- What this task involves -
How many of the lines in the data contain "icon"? Give only the number.

- Material provided -
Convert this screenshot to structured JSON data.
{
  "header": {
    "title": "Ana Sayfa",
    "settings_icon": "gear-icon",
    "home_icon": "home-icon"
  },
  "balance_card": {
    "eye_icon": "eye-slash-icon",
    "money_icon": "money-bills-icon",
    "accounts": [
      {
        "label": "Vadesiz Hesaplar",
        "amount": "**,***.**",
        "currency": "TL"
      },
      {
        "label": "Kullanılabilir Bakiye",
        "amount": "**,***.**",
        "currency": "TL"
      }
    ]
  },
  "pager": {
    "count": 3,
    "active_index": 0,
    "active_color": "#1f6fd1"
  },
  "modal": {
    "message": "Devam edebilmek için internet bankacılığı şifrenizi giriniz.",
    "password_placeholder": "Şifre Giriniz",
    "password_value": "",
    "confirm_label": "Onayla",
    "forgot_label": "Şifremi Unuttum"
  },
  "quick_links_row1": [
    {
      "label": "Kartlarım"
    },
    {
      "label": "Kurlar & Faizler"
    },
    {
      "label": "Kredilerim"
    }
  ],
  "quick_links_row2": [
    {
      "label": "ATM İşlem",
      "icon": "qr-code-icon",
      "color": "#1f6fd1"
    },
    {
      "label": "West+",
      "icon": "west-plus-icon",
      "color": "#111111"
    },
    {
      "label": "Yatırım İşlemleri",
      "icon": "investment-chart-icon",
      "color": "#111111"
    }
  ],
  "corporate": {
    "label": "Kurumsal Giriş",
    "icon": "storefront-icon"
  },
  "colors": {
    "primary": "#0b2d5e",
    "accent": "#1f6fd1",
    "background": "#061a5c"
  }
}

- Response area -
8